The ‘scat’ was just the start. Aaron and his friend Conor Smyth from Turf Lodge decided to go onto the hills at the times the pine marten is active – the hours of darkness. Night after night since before Christmas they spent six hours at a time under camouflage on the freezing mountainside using night vision binoculars in the hope of coming face-to-face with the cute mammal.
“We usually stayed up from 10 at night to four in the morning four or five days a week – and we always got the landowners’ permission,” Aaron said. “We set up camera traps too which would take a picture of any movement. I’d check those first thing and when I actually saw the picture of the pine marten I couldn’t believe it. We’d been looking for it for months and here it was in front of me.
“I was screaming with joy on the mountain and you probably could have heard me back in the city!”
Now they knew where the animal was, they were able to hide out nearby – and it didn’t take long for the pine martens to appear right in front of them.

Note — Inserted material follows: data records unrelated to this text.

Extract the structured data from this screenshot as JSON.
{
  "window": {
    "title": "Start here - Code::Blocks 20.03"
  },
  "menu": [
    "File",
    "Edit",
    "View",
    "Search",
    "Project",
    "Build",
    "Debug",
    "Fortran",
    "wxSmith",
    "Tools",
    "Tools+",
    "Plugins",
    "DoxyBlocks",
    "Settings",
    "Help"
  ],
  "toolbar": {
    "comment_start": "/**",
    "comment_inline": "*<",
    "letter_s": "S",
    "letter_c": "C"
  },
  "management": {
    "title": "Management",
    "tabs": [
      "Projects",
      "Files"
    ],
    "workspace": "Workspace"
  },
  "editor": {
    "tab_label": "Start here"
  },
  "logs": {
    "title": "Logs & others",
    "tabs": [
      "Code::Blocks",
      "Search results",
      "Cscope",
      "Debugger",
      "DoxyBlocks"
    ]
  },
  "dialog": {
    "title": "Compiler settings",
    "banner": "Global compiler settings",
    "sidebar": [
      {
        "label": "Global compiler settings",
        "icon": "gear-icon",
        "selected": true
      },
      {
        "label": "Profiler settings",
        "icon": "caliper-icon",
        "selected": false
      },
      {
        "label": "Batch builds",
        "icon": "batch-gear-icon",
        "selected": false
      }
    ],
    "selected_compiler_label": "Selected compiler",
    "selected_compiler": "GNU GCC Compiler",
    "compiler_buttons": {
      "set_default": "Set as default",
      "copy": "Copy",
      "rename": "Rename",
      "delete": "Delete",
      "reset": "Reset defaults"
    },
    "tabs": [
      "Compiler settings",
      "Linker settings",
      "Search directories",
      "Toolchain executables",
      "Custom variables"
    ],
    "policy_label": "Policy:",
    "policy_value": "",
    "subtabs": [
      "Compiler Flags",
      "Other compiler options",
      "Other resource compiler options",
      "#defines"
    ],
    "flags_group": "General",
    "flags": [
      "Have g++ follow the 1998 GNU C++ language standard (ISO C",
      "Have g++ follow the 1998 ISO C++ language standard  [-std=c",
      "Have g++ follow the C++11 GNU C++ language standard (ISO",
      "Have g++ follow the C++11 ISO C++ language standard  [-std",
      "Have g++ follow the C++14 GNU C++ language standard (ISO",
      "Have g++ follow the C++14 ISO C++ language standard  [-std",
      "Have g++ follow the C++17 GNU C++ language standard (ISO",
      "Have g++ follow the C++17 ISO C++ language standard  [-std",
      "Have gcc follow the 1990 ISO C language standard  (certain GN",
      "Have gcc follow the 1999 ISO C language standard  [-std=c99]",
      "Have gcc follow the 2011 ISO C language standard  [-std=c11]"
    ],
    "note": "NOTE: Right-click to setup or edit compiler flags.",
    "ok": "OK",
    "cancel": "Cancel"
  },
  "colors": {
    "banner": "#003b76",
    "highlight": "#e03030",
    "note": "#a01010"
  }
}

“It’s best around dawn. One bolted right up past us in the field – they’re a joy to see,” Aaron said.
Conor (23) said that his interest in the Belfast hills was sparked by taking part in a mountain clean organised by Aaron. “It’s unbelievable the amount of wildlife up there. I had no idea how much until I started looking for the pine martens,” he said.

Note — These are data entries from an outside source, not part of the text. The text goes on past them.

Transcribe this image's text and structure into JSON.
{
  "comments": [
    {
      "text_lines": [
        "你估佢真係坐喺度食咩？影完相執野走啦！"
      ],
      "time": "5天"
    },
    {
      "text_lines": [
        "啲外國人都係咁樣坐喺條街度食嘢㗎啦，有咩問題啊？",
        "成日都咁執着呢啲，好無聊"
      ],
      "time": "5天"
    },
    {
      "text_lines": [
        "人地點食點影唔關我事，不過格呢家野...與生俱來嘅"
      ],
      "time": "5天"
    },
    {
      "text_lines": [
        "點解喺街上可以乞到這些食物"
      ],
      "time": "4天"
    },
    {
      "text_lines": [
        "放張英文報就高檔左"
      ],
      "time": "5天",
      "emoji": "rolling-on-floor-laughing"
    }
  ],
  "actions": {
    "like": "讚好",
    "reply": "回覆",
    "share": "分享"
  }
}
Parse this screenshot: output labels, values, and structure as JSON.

“We saw owls and foxes and badgers and all on our own doorstep. It’s a sight to savour – I love the mountain and the wildlife on it.”
Pine martens like trees – as their Irish name, cat crainn, cat of the tree, suggests. And it’s hoped that they’ll be able to help another rare Irish native mammal – the red squirrel. For although they’ll happily eat a red squirrel, they’re more likely to catch the foreign, more tame grey squirrel – which has replaced the shier red.
The reds co-evolved with pine martens for thousands of years in Ireland, learning how to escape them. The American grey squirrel, which spends more time on the ground, makes easy prey. Wouldn’t it be great if we could have not only pine martens on our hills, but red squirrels as well?
When Dúlra was young the pine marten was an animal of the most remote Scottish glens. In England they were extinct for a century until one was photographed in 2015. A growth of population in Scotland has led to some being trapped and released in Wales, where it was missing for generations.
That it has returned to its old haunts on the Belfast hills after centuries is something to celebrate.
It’s hard to believe that the sweet-smelling droppings that Aaron found last September led him on a journey – and a college project – that would discover that our rarest wild animal was actually living on the hills above Belfast. Dúlra thinks he might pass!
• If you’ve seen or photographed anything interesting or have any nature questions, you can text Dúlra on 07801 414804.